The black-light or UV light test can be use used as an initial screen for aflatoxin, but should not be relayed upon as conclusive evidence of the presence or absence of aflatoxin. Other particles in the sample may also glow under UV light, giving a false positive result.

Commercial quick-test kits are better than the black-light test in that they are specific for aflatoxin. However, several of these tests are only qualitative or semi quantitative, meaning that they tell you whether or not the grain is contaminated or whether the level of contamination is within a certain range, but do not provide precise estimates of the levels of contamination.

By far, the best way to test for aflatoxin is to send samples to an analytical laboratory. Tests from these labs are usually accurate and provide quantitative estimates of the level of contamination. Grain usage and marketing decisions such as dockage and price discounts should be made based on results from analytical lab tests rather than black-light or commercial quick tests.

Animal Use – With the increased risk for alfatoxins in drought-stressed corn, the use of this corn for animal feed needs careful evaluation. The toxicity of the aflatoxin is affected by the amount consumed by the animal and the duration of the consumption, and there are differences among species on the sensitively to aflatoxin toxicity. Aflatoxin accumulates in the liver of the animal, and thus affects the metabolism of this key organ.

The subclinical effect is most often reduced performance (growth or milk yield) and thus reduced feed efficiency. High concentrations for extended periods can result in liver damage and death. In general, the sensitivity of the species is (from highest to lowest sensitive): swine and poultry, horses, and ruminants (sheep and cattle). With contaminated corn, the risk is higher with the species that consume diets highest in grain concentration (e.g., swine and poultry; horses and ruminants consume a lot of forage). Diets for swine, poultry, and horses should not exceed 200 ppb. Diets with as much as 400 ppb fed to feeder cattle can result in tissue residues of aflatoxin.

Besides the health of the animal, aflatoxin consumption by dairy cattle needs to be monitored to prevent aflatoxin concentration in milk from exceeding tolerances set by the Food and Drug Administration (FDA). The FDA limit is 0.5 ppb for aflatoxin in milk, which has been the limit for many years. Just recently, some milk processing companies have sent out letters to dairy producers about the aflatoxin contamination issue and how the milk will be handled, indicating that if the producer’s milk is found to exceed 0.5 ppb that the milk must be dumped and the producer incur the loss. There is about a 1% transfer of aflatoxin in the diet to the milk.

As mentioned earlier, dairy cattle consume a large portion of their diets as forage. So if the grain had 20 ppb and it is fed in a diet for dairy cattle that’s 50% forage/50% concentrate and the contaminated corn made up 80% of the grain, then there would be about 8 ppb aflatoxin in the TMR. Then with a 1% transfer, there is the potential for 0.08 ppb aflatoxin in milk – 6.25 times below the threshold level.

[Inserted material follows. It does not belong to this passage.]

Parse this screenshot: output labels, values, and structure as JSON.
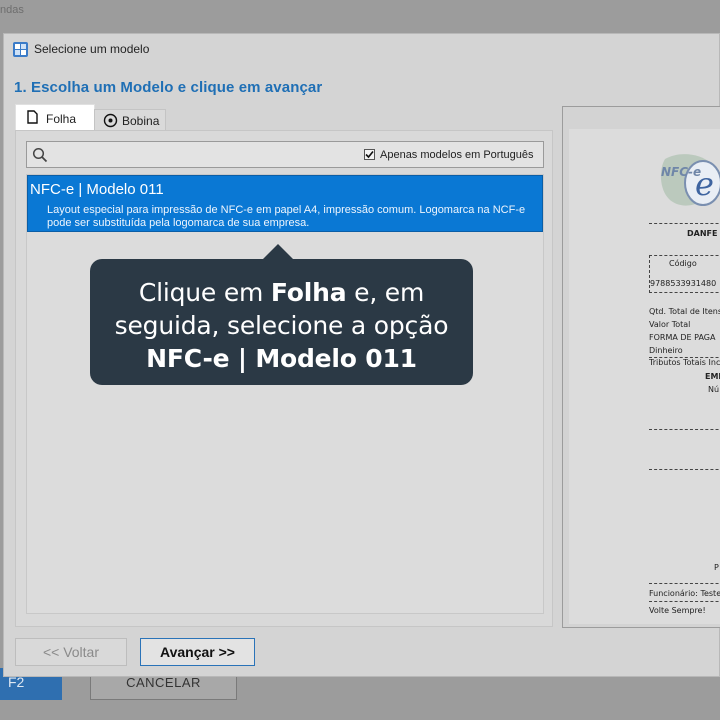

The primary approaches to prevent problems with aflatoxins on animals or their products is to:
1. avoid feeding contaminated grain if possible,
2. if contaminated grain is feed, it should be diluted with un-contaminated grain and/or with forage to lower the dietary contamination to a low risk level,
3. or add a mycotoxin binder to the diet to reduce the absorption of the aflatoxin. Several of these binders are available commercially and should be used according to the label.